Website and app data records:
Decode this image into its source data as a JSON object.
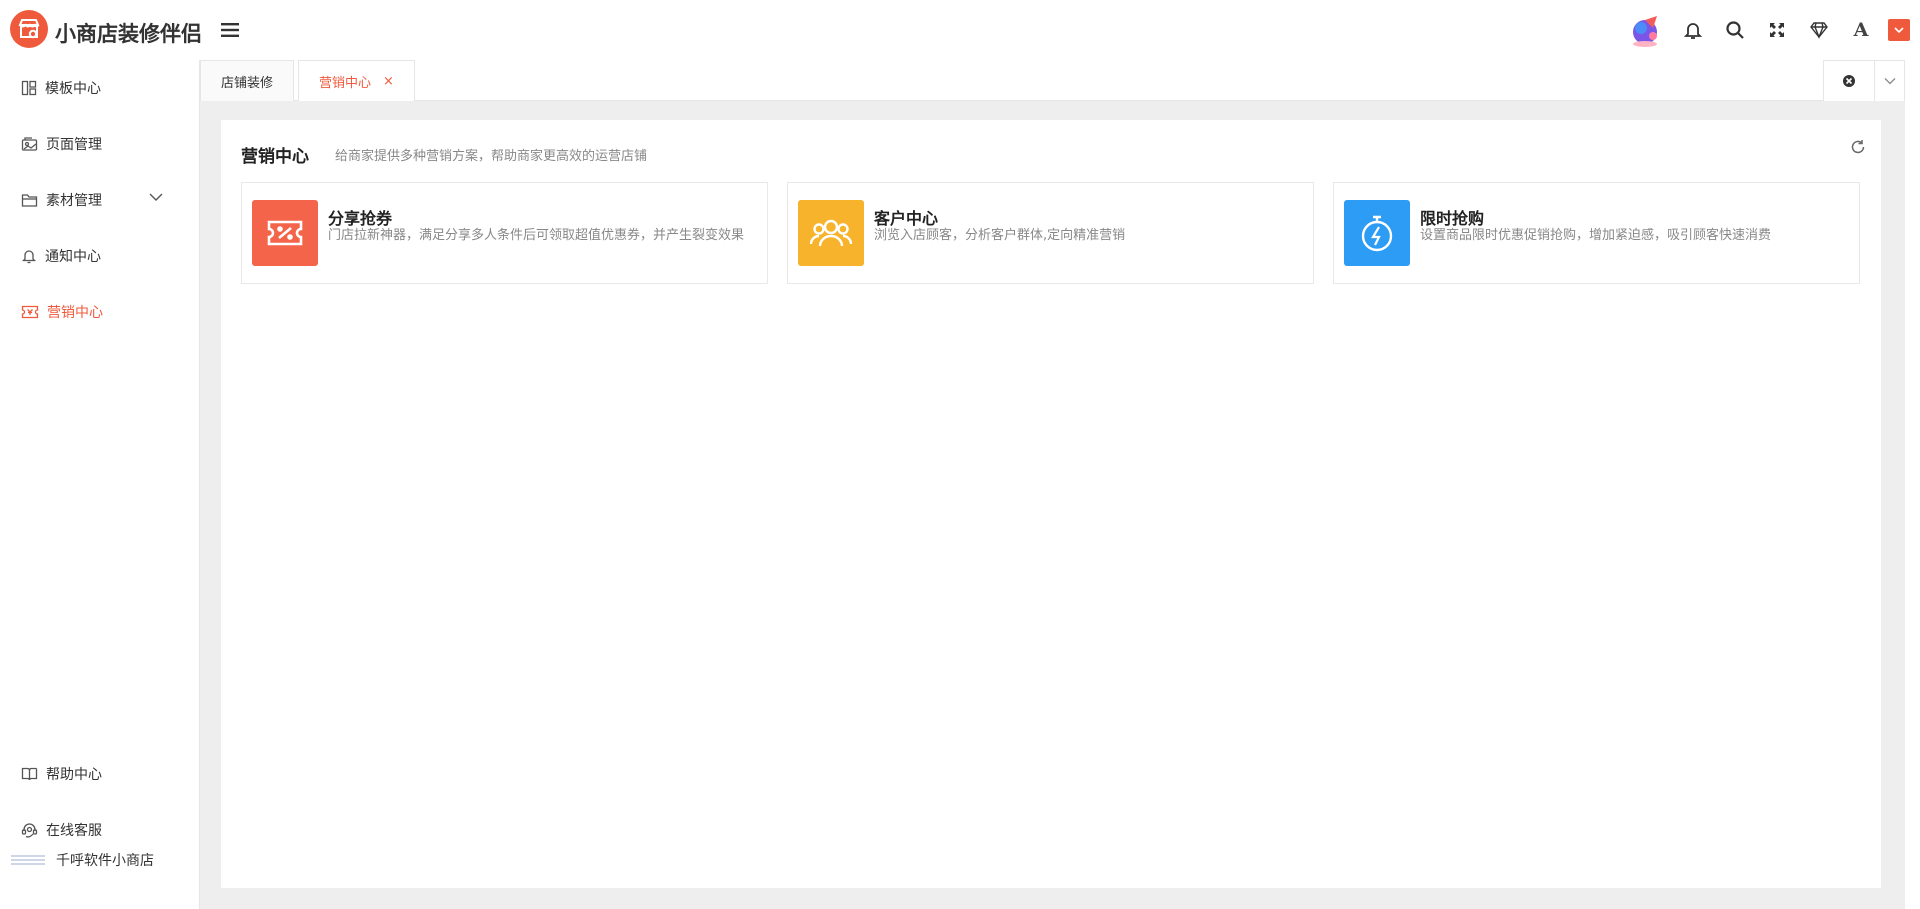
{
  "header": {
    "app_title": "小商店装修伴侣",
    "icons": [
      "logo-icon",
      "menu-icon",
      "promo-badge-icon",
      "bell-icon",
      "search-icon",
      "fullscreen-icon",
      "diamond-icon",
      "font-size-icon",
      "theme-swatch-icon"
    ],
    "font_label": "A",
    "theme_color": "#f05a3c"
  },
  "sidebar": {
    "items": [
      {
        "label": "模板中心",
        "icon": "layout-icon"
      },
      {
        "label": "页面管理",
        "icon": "page-icon"
      },
      {
        "label": "素材管理",
        "icon": "folder-icon",
        "expandable": true
      },
      {
        "label": "通知中心",
        "icon": "bell-icon"
      },
      {
        "label": "营销中心",
        "icon": "coupon-icon",
        "active": true
      },
      {
        "label": "帮助中心",
        "icon": "book-icon"
      },
      {
        "label": "在线客服",
        "icon": "headset-icon"
      }
    ],
    "shop_name": "千呼软件小商店"
  },
  "tabs": [
    {
      "label": "店铺装修",
      "active": false
    },
    {
      "label": "营销中心",
      "active": true,
      "close": "×"
    }
  ],
  "panel": {
    "title": "营销中心",
    "subtitle": "给商家提供多种营销方案，帮助商家更高效的运营店铺",
    "cards": [
      {
        "title": "分享抢券",
        "desc": "门店拉新神器，满足分享多人条件后可领取超值优惠券，并产生裂变效果",
        "color": "#f4644a",
        "icon": "ticket-icon"
      },
      {
        "title": "客户中心",
        "desc": "浏览入店顾客，分析客户群体,定向精准营销",
        "color": "#f7b32b",
        "icon": "users-icon"
      },
      {
        "title": "限时抢购",
        "desc": "设置商品限时优惠促销抢购，增加紧迫感，吸引顾客快速消费",
        "color": "#2d9cf5",
        "icon": "stopwatch-icon"
      }
    ]
  }
}
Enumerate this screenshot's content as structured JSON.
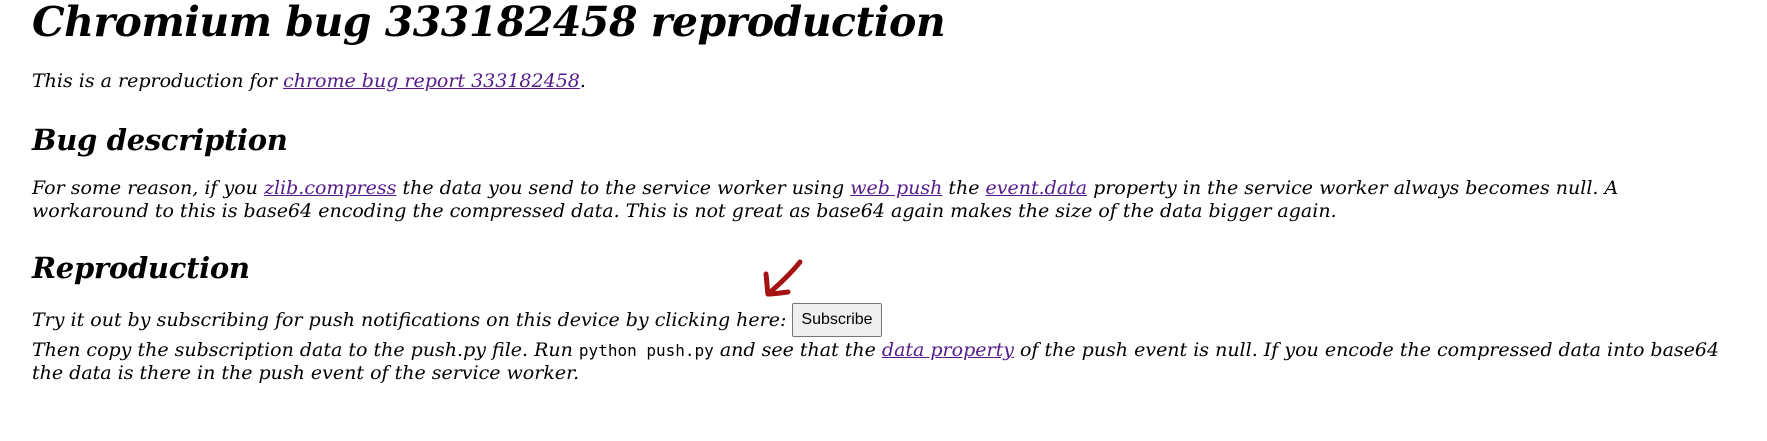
{
  "heading": {
    "title": "Chromium bug 333182458 reproduction"
  },
  "intro": {
    "prefix": "This is a reproduction for ",
    "link": "chrome bug report 333182458",
    "suffix": "."
  },
  "bug_section": {
    "title": "Bug description",
    "text1": "For some reason, if you ",
    "link_zlib": "zlib.compress",
    "text2": " the data you send to the service worker using ",
    "link_webpush": "web push",
    "text3": " the ",
    "link_eventdata": "event.data",
    "text4": " property in the service worker always becomes null. A workaround to this is base64 encoding the compressed data. This is not great as base64 again makes the size of the data bigger again."
  },
  "repro_section": {
    "title": "Reproduction",
    "try_text": "Try it out by subscribing for push notifications on this device by clicking here:",
    "subscribe_label": "Subscribe",
    "then_text1": "Then copy the subscription data to the push.py file. Run ",
    "code": "python push.py",
    "then_text2": " and see that the ",
    "link_dataprop": "data property",
    "then_text3": " of the push event is null. If you encode the compressed data into base64 the data is there in the push event of the service worker."
  },
  "colors": {
    "link": "#551a8b",
    "arrow": "#a51212"
  },
  "icons": {
    "arrow": "arrow-down-left-icon"
  }
}
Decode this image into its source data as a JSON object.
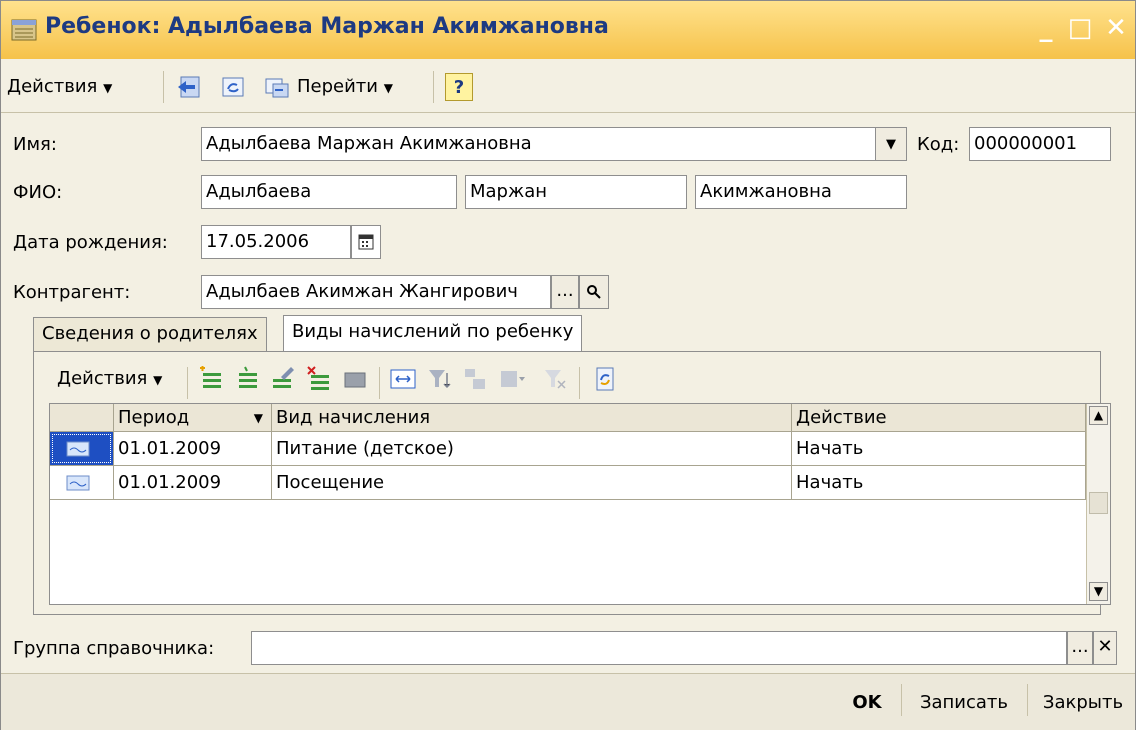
{
  "window": {
    "title": "Ребенок: Адылбаева Маржан Акимжановна",
    "minimize_label": "_",
    "maximize_label": "□",
    "close_label": "✕"
  },
  "toolbar": {
    "actions_label": "Действия",
    "goto_label": "Перейти",
    "help_label": "?"
  },
  "form": {
    "name_label": "Имя:",
    "name_value": "Адылбаева Маржан Акимжановна",
    "code_label": "Код:",
    "code_value": "000000001",
    "fio_label": "ФИО:",
    "last_name": "Адылбаева",
    "first_name": "Маржан",
    "patronymic": "Акимжановна",
    "birth_label": "Дата рождения:",
    "birth_value": "17.05.2006",
    "contractor_label": "Контрагент:",
    "contractor_value": "Адылбаев Акимжан Жангирович",
    "ellipsis": "...",
    "group_label": "Группа справочника:",
    "group_value": ""
  },
  "tabs": [
    {
      "label": "Сведения о родителях",
      "active": false
    },
    {
      "label": "Виды начислений по ребенку",
      "active": true
    }
  ],
  "grid_toolbar": {
    "actions_label": "Действия"
  },
  "grid": {
    "columns": [
      "Период",
      "Вид начисления",
      "Действие"
    ],
    "rows": [
      {
        "period": "01.01.2009",
        "kind": "Питание (детское)",
        "action": "Начать",
        "selected": true
      },
      {
        "period": "01.01.2009",
        "kind": "Посещение",
        "action": "Начать",
        "selected": false
      }
    ]
  },
  "bottom": {
    "ok_label": "OK",
    "save_label": "Записать",
    "close_label": "Закрыть"
  },
  "colors": {
    "title_bg": "#f6c24a",
    "title_text": "#1d3a82",
    "form_bg": "#f3f0e3",
    "selection": "#1e4fc2"
  }
}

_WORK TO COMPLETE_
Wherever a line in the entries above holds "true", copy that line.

_RESULT OF THE EXERCISE_
        "expandable": true
        "active": true
      "active": true,
      "active": true
        "selected": true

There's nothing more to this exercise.